= Exercise =
Would you please copy every line below that includes the string "title"?

Start of Data shown

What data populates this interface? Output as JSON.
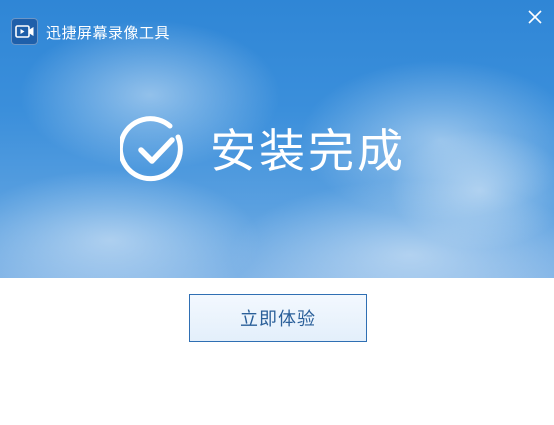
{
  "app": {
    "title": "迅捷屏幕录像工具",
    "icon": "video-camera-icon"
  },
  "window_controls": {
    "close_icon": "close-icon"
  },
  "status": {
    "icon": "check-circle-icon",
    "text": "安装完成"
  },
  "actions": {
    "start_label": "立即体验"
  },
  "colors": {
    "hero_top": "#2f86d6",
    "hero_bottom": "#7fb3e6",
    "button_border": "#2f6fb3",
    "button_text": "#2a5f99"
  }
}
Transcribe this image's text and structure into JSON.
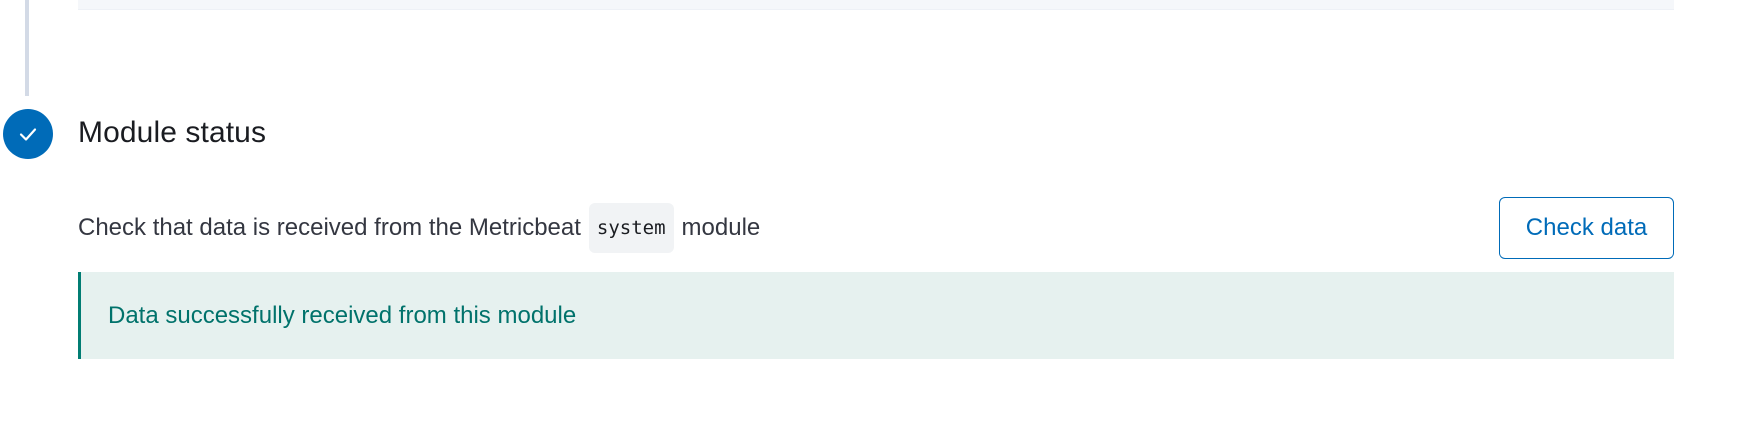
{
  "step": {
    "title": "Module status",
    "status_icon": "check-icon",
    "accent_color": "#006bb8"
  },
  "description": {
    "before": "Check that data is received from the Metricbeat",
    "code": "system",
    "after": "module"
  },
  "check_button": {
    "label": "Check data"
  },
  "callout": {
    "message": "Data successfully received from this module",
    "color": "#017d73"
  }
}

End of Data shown
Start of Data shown

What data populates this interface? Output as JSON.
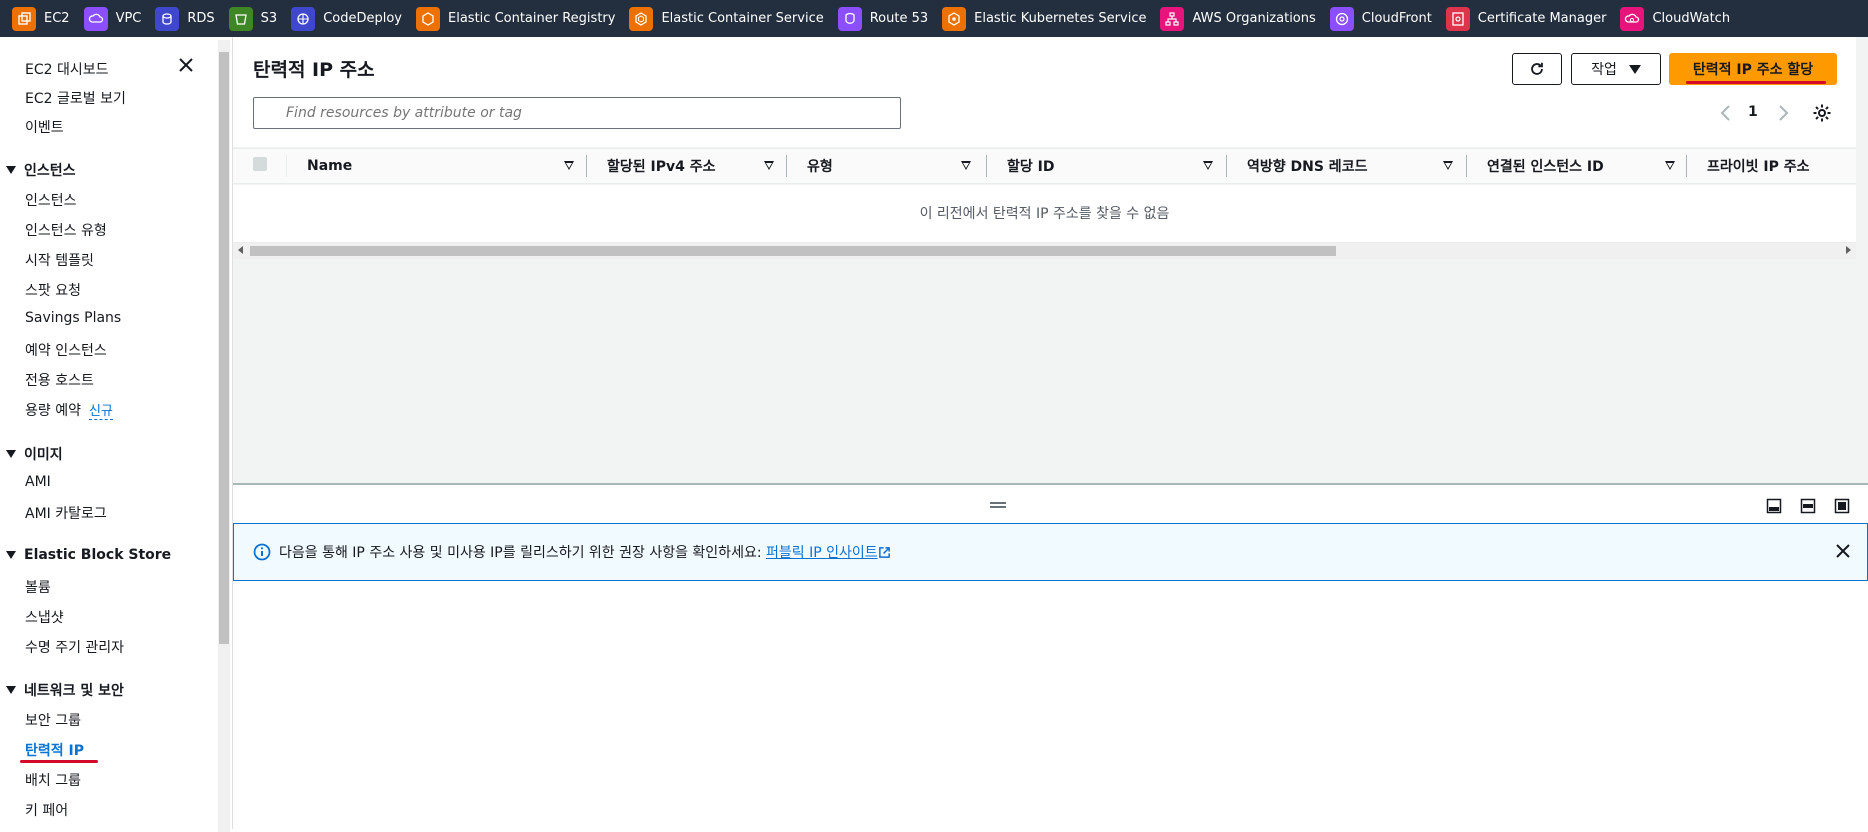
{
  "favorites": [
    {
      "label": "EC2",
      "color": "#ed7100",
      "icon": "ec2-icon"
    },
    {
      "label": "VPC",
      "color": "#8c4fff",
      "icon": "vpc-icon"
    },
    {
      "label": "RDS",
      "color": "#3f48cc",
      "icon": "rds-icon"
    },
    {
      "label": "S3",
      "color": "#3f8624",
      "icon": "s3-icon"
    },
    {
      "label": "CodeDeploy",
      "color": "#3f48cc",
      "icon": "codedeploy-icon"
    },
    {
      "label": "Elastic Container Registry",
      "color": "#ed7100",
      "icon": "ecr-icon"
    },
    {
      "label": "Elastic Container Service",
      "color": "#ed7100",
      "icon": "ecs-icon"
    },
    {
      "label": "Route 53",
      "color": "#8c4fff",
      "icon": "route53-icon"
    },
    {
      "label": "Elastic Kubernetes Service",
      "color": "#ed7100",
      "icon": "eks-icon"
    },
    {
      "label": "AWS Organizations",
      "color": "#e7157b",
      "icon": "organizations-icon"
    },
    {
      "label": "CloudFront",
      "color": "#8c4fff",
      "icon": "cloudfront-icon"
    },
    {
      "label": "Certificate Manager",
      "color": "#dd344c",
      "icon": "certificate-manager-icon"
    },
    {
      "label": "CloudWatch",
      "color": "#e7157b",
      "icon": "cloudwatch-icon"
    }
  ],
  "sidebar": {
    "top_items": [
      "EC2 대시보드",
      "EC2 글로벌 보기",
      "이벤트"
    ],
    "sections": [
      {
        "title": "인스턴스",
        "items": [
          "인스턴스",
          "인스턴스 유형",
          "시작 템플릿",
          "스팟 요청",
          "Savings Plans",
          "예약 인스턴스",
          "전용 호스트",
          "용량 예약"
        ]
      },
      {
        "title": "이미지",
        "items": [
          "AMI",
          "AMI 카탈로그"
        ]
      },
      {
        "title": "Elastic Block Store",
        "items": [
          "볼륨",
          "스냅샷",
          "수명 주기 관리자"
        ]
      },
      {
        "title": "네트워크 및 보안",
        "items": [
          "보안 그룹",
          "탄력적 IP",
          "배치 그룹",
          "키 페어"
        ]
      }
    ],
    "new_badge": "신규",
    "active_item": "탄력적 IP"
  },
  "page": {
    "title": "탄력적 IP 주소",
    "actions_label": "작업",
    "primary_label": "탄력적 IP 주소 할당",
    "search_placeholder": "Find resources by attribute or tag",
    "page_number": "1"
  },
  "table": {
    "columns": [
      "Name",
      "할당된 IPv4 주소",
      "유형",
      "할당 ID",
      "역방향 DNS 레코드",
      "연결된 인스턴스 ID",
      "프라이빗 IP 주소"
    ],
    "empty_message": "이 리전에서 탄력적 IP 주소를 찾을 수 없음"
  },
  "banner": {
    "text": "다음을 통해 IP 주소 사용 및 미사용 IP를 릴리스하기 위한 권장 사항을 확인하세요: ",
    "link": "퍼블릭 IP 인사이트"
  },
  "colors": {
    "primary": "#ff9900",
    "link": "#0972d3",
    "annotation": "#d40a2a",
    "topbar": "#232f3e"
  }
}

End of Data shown
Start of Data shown

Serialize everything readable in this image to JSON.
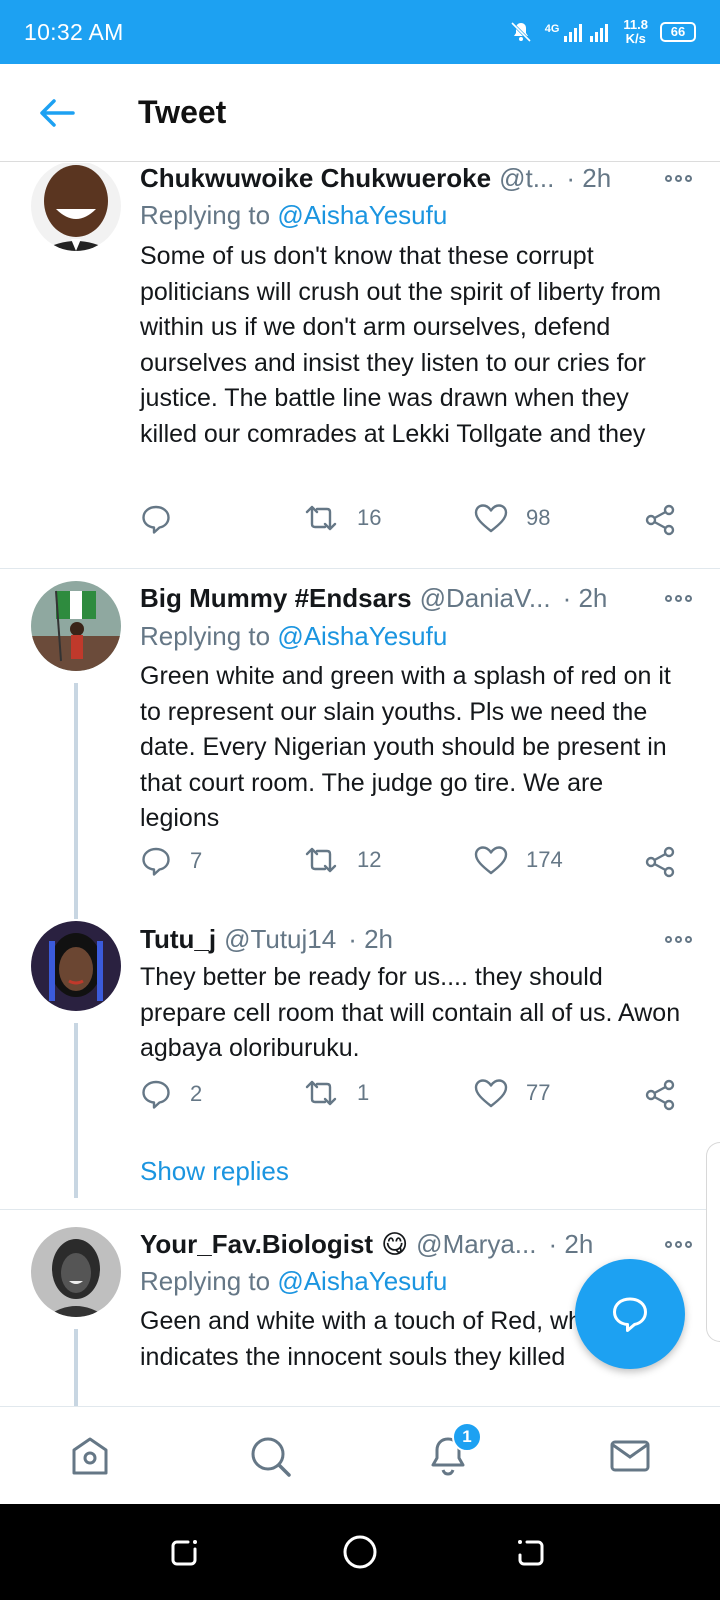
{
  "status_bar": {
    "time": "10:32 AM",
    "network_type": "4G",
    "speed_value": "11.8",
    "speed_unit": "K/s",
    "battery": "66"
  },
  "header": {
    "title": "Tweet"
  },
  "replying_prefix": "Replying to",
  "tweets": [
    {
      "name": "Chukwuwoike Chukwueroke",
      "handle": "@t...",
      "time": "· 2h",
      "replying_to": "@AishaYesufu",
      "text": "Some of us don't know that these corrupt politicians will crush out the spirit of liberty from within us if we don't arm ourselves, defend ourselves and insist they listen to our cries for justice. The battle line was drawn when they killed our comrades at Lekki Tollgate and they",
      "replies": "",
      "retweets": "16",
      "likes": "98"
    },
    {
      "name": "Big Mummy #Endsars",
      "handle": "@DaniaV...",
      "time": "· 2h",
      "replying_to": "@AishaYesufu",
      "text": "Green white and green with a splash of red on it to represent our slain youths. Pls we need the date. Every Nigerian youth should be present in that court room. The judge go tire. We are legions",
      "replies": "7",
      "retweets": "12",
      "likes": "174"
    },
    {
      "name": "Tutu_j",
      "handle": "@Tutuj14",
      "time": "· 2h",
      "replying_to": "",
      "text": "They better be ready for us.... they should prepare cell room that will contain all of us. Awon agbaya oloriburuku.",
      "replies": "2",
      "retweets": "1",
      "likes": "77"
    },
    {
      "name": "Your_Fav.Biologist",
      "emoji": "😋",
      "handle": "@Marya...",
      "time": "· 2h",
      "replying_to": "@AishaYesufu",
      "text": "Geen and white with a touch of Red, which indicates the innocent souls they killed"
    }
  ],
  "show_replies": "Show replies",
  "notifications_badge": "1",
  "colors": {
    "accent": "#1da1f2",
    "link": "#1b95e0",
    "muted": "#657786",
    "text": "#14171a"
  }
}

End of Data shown

= The completed task =
    "title": "迅捷屏幕录像工具",
    "title": "Module status",
        "title": "인스턴스",
        "title": "이미지",
        "title": "Elastic Block Store",
        "title": "네트워크 및 보안",
    "title": "탄력적 IP 주소",
    "title": "Tweet"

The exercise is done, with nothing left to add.